Thick sweet & spicy sauce. Soft chewy sticks of sticky rice. This is one heckuva tteok bokki. I can see myself going here for a tteok bokki takeout on movie weekends, and it’s only $7. Address: Crunch 2144 Center St Berkeley, CA 94704 (Downtown Berkeley) (510) 704-1101 This place used to be a sushi joint. I ate there once. I’m glad it has changed into something much better. Also, Crunch gave me a humongous plate of kimchi pork fried rice that was just three spoons above my limit and not enough to take home. What should I do? Cut down or increase my limit?

Rice Paper Kimchi Roll – a cross between ssam bab and fresh spring roll

How can you bring kimchi to lunch at work without the smell of fermented cabbage? I like the garlic smell of my homemade kimchi, but I’m not sure if I want my office to smell like it. Besides, I’m not a fan of bringing multiple containers to work. I don’t even want people to see me with a fork at my desk, and it’s even worse with an empty but dirty container.
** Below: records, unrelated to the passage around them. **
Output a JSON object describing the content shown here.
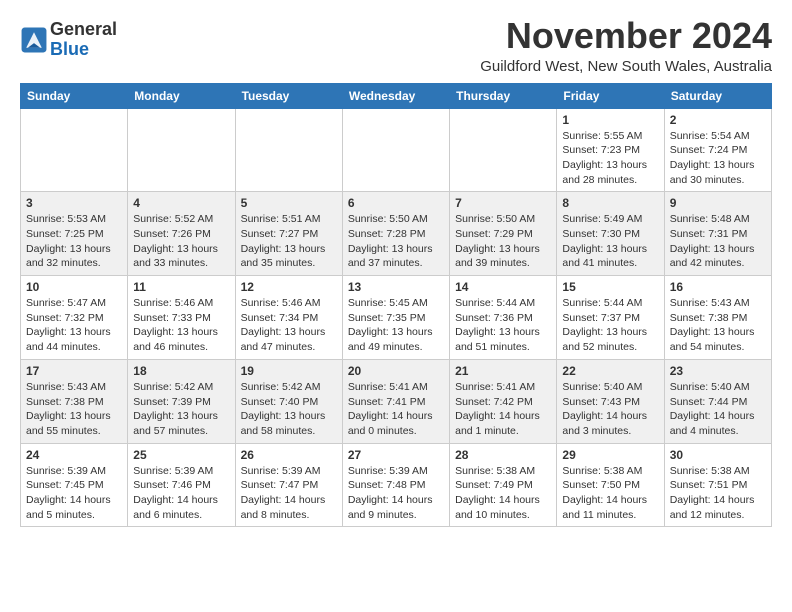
{
  "header": {
    "logo_general": "General",
    "logo_blue": "Blue",
    "month_title": "November 2024",
    "location": "Guildford West, New South Wales, Australia"
  },
  "calendar": {
    "days_of_week": [
      "Sunday",
      "Monday",
      "Tuesday",
      "Wednesday",
      "Thursday",
      "Friday",
      "Saturday"
    ],
    "weeks": [
      [
        {
          "day": "",
          "info": ""
        },
        {
          "day": "",
          "info": ""
        },
        {
          "day": "",
          "info": ""
        },
        {
          "day": "",
          "info": ""
        },
        {
          "day": "",
          "info": ""
        },
        {
          "day": "1",
          "info": "Sunrise: 5:55 AM\nSunset: 7:23 PM\nDaylight: 13 hours\nand 28 minutes."
        },
        {
          "day": "2",
          "info": "Sunrise: 5:54 AM\nSunset: 7:24 PM\nDaylight: 13 hours\nand 30 minutes."
        }
      ],
      [
        {
          "day": "3",
          "info": "Sunrise: 5:53 AM\nSunset: 7:25 PM\nDaylight: 13 hours\nand 32 minutes."
        },
        {
          "day": "4",
          "info": "Sunrise: 5:52 AM\nSunset: 7:26 PM\nDaylight: 13 hours\nand 33 minutes."
        },
        {
          "day": "5",
          "info": "Sunrise: 5:51 AM\nSunset: 7:27 PM\nDaylight: 13 hours\nand 35 minutes."
        },
        {
          "day": "6",
          "info": "Sunrise: 5:50 AM\nSunset: 7:28 PM\nDaylight: 13 hours\nand 37 minutes."
        },
        {
          "day": "7",
          "info": "Sunrise: 5:50 AM\nSunset: 7:29 PM\nDaylight: 13 hours\nand 39 minutes."
        },
        {
          "day": "8",
          "info": "Sunrise: 5:49 AM\nSunset: 7:30 PM\nDaylight: 13 hours\nand 41 minutes."
        },
        {
          "day": "9",
          "info": "Sunrise: 5:48 AM\nSunset: 7:31 PM\nDaylight: 13 hours\nand 42 minutes."
        }
      ],
      [
        {
          "day": "10",
          "info": "Sunrise: 5:47 AM\nSunset: 7:32 PM\nDaylight: 13 hours\nand 44 minutes."
        },
        {
          "day": "11",
          "info": "Sunrise: 5:46 AM\nSunset: 7:33 PM\nDaylight: 13 hours\nand 46 minutes."
        },
        {
          "day": "12",
          "info": "Sunrise: 5:46 AM\nSunset: 7:34 PM\nDaylight: 13 hours\nand 47 minutes."
        },
        {
          "day": "13",
          "info": "Sunrise: 5:45 AM\nSunset: 7:35 PM\nDaylight: 13 hours\nand 49 minutes."
        },
        {
          "day": "14",
          "info": "Sunrise: 5:44 AM\nSunset: 7:36 PM\nDaylight: 13 hours\nand 51 minutes."
        },
        {
          "day": "15",
          "info": "Sunrise: 5:44 AM\nSunset: 7:37 PM\nDaylight: 13 hours\nand 52 minutes."
        },
        {
          "day": "16",
          "info": "Sunrise: 5:43 AM\nSunset: 7:38 PM\nDaylight: 13 hours\nand 54 minutes."
        }
      ],
      [
        {
          "day": "17",
          "info": "Sunrise: 5:43 AM\nSunset: 7:38 PM\nDaylight: 13 hours\nand 55 minutes."
        },
        {
          "day": "18",
          "info": "Sunrise: 5:42 AM\nSunset: 7:39 PM\nDaylight: 13 hours\nand 57 minutes."
        },
        {
          "day": "19",
          "info": "Sunrise: 5:42 AM\nSunset: 7:40 PM\nDaylight: 13 hours\nand 58 minutes."
        },
        {
          "day": "20",
          "info": "Sunrise: 5:41 AM\nSunset: 7:41 PM\nDaylight: 14 hours\nand 0 minutes."
        },
        {
          "day": "21",
          "info": "Sunrise: 5:41 AM\nSunset: 7:42 PM\nDaylight: 14 hours\nand 1 minute."
        },
        {
          "day": "22",
          "info": "Sunrise: 5:40 AM\nSunset: 7:43 PM\nDaylight: 14 hours\nand 3 minutes."
        },
        {
          "day": "23",
          "info": "Sunrise: 5:40 AM\nSunset: 7:44 PM\nDaylight: 14 hours\nand 4 minutes."
        }
      ],
      [
        {
          "day": "24",
          "info": "Sunrise: 5:39 AM\nSunset: 7:45 PM\nDaylight: 14 hours\nand 5 minutes."
        },
        {
          "day": "25",
          "info": "Sunrise: 5:39 AM\nSunset: 7:46 PM\nDaylight: 14 hours\nand 6 minutes."
        },
        {
          "day": "26",
          "info": "Sunrise: 5:39 AM\nSunset: 7:47 PM\nDaylight: 14 hours\nand 8 minutes."
        },
        {
          "day": "27",
          "info": "Sunrise: 5:39 AM\nSunset: 7:48 PM\nDaylight: 14 hours\nand 9 minutes."
        },
        {
          "day": "28",
          "info": "Sunrise: 5:38 AM\nSunset: 7:49 PM\nDaylight: 14 hours\nand 10 minutes."
        },
        {
          "day": "29",
          "info": "Sunrise: 5:38 AM\nSunset: 7:50 PM\nDaylight: 14 hours\nand 11 minutes."
        },
        {
          "day": "30",
          "info": "Sunrise: 5:38 AM\nSunset: 7:51 PM\nDaylight: 14 hours\nand 12 minutes."
        }
      ]
    ]
  }
}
The ideal lunch is some kind of finger food, preferably balanced. One afternoon, I decided to make ssam bab, a kind of roll with napa cabbage kimchi outside and stir-fried rice inside that I first saw in Kimchi Family and never in real life. You can find kimbab (rice roll in kim – seaweed) for very reasonable price in the Asian Ghetto just south of campus, but no Korean restaurants in the Bay dish out ssam bab. The only problem: I cut the napa cabbage leaves in half when I made kimchi, so now the leaves are not big enough to wrap up the rice, and things fall apart. Well, if I can’t make it the Korean way, I’m making it the Vietnamese way. Continue reading Rice Paper Kimchi Roll – a cross between ssam bab and fresh spring roll